Once upon a time, it was just the two of you, holding hands whilst out taking a romantic stroll, gazing lovingly at one another over dinner at an exclusive restaurant. You enjoyed making love all over the house and regularly indulged in it. Then a squirming, loud and demanding little bundle of joy arrived at your home. Your new roommate and head of the household for the foreseeable future – your newborn baby.
No matter how much you think you are prepared for the arrival of your baby, when he or she actually arrives it hits like a ton of bricks. Life as you know it will never be the same again. You no longer hold hands when you go for a romantic stroll, your hands are otherwise engaged pushing a pram, or fishing around the oversize changing bag searching for wipes, a dummy, or Ragtag the button-eyed bunny.
Never mind gazing lovingly over at one another over dinner, just having time to re-heat that stew and eat your food while it’s still lukewarm is an achievement. And as for making love all over the house, that’s been replaced by cat naps. You lean languidly against the wall while the kettle boils, (coffee is your friend when your baby decides 3am is the perfect time for a play), closing your eyes for a moment of respite.
Romance and making love might be the last things on your mind as you try and adjust to life with a baby in tow, but finding time for one another is essential too. Your health and active life are important – keeping the spark alive is hard, but worth the effort.
Don’t Get Hung Up on Your Looks
Post-baby weight can make you feel a little unattractive, and lack of sleep can leave you feeling like you are not looking your best. While you might feel very self-conscious about your body, your partner will be more interested in celebrating the amazing things your body has just managed to do – giving birth is an incredible feat!

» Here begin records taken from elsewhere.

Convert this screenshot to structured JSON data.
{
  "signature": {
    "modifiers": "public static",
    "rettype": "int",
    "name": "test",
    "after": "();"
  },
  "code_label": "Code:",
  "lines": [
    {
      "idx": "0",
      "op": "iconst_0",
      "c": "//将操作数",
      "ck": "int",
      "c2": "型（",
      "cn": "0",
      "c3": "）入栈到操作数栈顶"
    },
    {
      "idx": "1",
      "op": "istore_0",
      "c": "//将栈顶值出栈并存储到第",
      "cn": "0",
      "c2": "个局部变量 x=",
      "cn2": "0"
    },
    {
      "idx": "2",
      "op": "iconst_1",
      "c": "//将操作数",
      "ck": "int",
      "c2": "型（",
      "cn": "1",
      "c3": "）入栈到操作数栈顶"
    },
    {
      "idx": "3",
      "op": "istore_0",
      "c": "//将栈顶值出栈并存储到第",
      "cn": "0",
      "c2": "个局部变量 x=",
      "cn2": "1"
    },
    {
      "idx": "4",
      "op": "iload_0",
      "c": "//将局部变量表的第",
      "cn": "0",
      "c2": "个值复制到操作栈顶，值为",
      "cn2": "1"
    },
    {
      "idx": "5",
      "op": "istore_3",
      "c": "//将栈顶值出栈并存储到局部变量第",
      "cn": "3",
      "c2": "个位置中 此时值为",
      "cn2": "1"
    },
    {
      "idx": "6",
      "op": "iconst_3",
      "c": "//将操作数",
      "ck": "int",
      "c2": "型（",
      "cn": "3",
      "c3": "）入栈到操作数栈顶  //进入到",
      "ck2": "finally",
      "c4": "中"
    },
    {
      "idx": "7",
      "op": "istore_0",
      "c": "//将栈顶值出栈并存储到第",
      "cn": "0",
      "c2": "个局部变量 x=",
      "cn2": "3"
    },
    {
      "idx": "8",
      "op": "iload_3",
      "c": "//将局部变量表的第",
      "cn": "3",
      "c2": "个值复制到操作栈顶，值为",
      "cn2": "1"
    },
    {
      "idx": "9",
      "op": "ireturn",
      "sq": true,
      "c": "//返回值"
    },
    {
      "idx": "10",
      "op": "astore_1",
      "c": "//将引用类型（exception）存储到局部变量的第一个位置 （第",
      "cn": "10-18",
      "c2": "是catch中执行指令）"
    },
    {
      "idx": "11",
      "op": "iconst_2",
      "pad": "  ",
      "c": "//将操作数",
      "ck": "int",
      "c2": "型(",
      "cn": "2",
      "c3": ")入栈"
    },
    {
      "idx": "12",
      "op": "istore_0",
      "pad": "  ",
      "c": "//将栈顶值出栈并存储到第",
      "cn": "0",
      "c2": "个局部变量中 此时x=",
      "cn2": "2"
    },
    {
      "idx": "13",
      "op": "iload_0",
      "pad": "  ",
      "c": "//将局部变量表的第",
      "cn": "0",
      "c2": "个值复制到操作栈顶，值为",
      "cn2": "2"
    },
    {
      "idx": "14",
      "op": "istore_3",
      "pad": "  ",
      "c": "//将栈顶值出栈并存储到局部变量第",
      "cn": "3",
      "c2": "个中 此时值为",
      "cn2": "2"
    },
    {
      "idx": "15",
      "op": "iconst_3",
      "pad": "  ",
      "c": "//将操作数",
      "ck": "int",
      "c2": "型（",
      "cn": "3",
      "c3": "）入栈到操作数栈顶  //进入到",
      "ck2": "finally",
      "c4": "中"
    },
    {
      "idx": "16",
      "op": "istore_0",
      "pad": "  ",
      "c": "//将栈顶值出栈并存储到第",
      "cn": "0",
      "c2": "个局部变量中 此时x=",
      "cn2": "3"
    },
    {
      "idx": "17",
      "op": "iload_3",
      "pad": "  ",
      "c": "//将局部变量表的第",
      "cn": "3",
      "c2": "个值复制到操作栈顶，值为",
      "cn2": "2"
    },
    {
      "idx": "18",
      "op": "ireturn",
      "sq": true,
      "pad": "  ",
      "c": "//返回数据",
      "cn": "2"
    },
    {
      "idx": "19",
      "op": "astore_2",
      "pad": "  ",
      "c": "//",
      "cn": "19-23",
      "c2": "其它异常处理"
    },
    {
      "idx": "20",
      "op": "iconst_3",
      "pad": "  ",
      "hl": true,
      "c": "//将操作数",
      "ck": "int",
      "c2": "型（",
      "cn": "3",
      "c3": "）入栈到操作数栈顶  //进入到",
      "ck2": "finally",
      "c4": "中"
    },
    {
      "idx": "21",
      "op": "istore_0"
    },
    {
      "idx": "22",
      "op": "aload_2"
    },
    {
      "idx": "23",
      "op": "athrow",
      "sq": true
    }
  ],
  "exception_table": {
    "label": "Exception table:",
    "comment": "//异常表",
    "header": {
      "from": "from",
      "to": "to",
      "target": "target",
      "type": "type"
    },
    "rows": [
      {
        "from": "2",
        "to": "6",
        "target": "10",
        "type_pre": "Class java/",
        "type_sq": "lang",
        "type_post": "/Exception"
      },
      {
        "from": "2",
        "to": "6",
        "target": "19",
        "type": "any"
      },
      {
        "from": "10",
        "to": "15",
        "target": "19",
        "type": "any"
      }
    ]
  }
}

Although you feel you might not look the part, try and embrace your inner goddess and fuller, softer figure. You will regain your shape, just don’t put too much pressure on yourself. It would be a shame to shy away from intimacy just because you have a stretch mark or two!
Take a Break
When a baby has a nap, it’s tempting to feel like you should be catching up on chores. There are romper suits to wash, a floor that needs a hoover and potatoes that need peeling for tonight’s dinner. Although you can’t just abstain from all the house stuff (someone has to do it) don’t get caught up in a cycle of being busy every minute. Remember your baby is going to be waking up for milk regularly day and night.
That’s going to equal a lot of lost sleep. When a baby takes a nap, put down the dishcloth and get some shut-eye yourself. You need work, rest and play in your life – your baby is a delight but will certainly add to the workload, get your rest with regular naps and the play part? Well if you manage to conserve some energy you can use it up having some nocturnal fun with your significant other!
Use Your Imagination
Making love isn’t just about intercourse, penetration isn’t the be all and end all. There are plenty of other things you can do to demonstrate how much you love one another. How about a full kiss on the lips (go mad and use tongues)! How often have you walked up to your partner and passionately kissed them for no other reason than you want to?
Love letters may be a little outdated but how about a racy text or e-mail? Tell your partner what you would like to do to them (when you get a moment) and let them know what you would like them to do to you.
Grandparents, aunties, and uncles, best friends – they all want to play a part in baby’s first year – so let them! You might not be ready to leave your little one in the early days, but you could set the table, light some candles and order a takeout. Let Grandma cover the night shift and enjoy some much-needed alone time with your partner. It doesn’t matter what you talk about, just relish being together and remember that you are a couple as well as parents.
A professional writer with over a decade of incessant writing skills. Her topics of interest and expertise range from health, nutrition and psychology.